→ ABOUT THIS EXERCISE
Your job is to report every line of the entries that has "data".

→ TASK INPUT
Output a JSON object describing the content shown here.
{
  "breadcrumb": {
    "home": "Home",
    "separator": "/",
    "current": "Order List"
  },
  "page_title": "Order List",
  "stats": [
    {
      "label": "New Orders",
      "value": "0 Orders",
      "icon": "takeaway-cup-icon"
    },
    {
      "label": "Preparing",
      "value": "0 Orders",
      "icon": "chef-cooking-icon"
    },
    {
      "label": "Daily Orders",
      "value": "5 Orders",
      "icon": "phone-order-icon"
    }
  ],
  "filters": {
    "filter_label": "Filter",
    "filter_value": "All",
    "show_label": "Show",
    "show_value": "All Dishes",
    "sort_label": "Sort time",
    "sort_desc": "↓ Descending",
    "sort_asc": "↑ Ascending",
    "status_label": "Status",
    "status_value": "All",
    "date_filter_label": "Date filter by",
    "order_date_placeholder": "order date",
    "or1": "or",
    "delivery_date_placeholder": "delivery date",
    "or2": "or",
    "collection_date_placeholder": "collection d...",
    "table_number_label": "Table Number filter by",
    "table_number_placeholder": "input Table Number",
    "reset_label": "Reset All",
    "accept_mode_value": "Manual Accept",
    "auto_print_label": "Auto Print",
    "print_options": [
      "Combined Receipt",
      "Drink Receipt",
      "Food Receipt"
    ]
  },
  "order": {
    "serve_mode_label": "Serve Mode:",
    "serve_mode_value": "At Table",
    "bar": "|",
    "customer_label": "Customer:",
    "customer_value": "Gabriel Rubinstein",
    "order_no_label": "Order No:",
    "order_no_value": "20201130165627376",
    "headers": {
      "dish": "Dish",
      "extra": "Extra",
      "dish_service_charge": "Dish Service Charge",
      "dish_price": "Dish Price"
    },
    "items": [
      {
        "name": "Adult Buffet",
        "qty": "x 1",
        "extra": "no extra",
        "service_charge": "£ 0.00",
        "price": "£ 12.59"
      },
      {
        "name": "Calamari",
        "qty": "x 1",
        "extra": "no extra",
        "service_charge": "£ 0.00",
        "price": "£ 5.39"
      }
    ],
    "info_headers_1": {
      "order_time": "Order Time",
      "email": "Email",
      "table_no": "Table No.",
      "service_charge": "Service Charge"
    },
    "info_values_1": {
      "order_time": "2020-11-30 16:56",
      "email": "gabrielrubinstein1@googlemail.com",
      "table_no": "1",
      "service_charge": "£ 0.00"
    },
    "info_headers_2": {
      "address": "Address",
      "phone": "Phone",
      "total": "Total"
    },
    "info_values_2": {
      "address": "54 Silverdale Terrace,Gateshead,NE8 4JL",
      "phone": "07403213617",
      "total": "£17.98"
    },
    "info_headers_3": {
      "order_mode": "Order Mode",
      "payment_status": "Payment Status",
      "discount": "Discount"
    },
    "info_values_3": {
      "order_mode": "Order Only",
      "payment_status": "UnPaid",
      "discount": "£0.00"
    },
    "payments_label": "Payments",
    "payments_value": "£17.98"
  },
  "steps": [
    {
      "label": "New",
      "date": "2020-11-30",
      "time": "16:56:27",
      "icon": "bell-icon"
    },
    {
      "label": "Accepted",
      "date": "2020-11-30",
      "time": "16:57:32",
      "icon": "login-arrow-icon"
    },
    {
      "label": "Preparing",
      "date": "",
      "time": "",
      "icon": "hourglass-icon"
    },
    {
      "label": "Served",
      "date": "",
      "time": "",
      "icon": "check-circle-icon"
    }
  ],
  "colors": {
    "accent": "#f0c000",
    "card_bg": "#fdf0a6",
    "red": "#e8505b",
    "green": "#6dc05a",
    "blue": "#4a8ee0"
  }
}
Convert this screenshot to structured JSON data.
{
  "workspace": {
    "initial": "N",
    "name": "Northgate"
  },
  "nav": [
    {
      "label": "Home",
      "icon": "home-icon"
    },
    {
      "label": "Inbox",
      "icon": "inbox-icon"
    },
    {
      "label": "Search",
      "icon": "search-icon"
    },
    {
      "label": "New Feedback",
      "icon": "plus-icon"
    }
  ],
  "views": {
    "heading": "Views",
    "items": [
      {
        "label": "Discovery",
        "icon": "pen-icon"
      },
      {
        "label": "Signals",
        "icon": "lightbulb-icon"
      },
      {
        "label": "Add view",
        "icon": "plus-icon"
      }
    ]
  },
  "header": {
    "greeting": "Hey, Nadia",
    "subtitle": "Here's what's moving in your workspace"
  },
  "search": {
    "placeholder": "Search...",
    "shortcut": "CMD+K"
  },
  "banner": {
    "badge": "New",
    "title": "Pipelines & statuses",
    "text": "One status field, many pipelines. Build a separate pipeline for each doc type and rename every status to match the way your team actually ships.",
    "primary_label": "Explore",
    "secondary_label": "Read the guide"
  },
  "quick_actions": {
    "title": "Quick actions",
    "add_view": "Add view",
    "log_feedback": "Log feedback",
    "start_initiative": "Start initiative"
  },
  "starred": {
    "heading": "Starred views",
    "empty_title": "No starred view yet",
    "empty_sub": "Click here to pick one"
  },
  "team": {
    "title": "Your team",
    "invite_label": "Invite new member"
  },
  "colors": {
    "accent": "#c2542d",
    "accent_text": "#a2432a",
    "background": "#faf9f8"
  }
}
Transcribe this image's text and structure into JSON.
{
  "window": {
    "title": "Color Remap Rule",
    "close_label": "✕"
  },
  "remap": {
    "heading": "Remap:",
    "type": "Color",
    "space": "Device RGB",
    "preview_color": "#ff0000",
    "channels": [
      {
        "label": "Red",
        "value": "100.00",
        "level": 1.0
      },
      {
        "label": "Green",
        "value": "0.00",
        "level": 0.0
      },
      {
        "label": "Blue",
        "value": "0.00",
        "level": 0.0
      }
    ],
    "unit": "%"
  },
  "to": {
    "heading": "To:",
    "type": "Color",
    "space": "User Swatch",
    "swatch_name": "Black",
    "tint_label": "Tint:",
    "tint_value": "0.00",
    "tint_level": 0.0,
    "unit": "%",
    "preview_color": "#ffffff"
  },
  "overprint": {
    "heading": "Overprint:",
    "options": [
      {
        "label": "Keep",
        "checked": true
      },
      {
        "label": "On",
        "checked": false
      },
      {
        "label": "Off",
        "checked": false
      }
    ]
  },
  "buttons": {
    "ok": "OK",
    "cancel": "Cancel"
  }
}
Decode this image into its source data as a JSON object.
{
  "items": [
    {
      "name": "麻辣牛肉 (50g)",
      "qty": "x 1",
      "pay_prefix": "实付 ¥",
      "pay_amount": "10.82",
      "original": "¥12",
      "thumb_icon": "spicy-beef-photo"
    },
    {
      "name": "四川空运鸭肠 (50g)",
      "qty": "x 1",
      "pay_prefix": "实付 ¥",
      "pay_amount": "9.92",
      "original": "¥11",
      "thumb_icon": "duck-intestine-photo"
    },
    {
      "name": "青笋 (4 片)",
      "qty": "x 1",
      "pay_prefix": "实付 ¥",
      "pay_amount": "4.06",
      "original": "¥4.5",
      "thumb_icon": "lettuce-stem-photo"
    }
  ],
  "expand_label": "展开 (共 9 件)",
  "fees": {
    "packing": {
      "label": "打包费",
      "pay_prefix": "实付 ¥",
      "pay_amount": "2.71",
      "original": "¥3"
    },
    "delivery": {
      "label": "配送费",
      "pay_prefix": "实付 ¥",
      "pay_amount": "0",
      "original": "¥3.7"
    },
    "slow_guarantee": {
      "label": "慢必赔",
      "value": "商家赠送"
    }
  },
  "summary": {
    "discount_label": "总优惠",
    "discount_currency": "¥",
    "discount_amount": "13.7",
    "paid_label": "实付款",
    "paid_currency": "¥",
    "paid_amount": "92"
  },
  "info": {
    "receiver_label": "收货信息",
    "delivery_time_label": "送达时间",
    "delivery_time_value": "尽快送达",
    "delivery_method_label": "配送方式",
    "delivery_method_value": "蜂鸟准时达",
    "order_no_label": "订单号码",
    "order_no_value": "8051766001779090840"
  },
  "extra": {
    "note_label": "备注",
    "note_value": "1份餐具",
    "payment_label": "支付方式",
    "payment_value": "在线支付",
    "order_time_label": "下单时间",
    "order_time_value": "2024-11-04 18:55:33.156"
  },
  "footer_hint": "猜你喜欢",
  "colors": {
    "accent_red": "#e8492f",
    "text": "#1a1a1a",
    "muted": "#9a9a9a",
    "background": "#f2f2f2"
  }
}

→ ANSWER FOR THIS EXERCISE
Convert this screenshot to structured JSON data.
Decode this image into its source data as a JSON object.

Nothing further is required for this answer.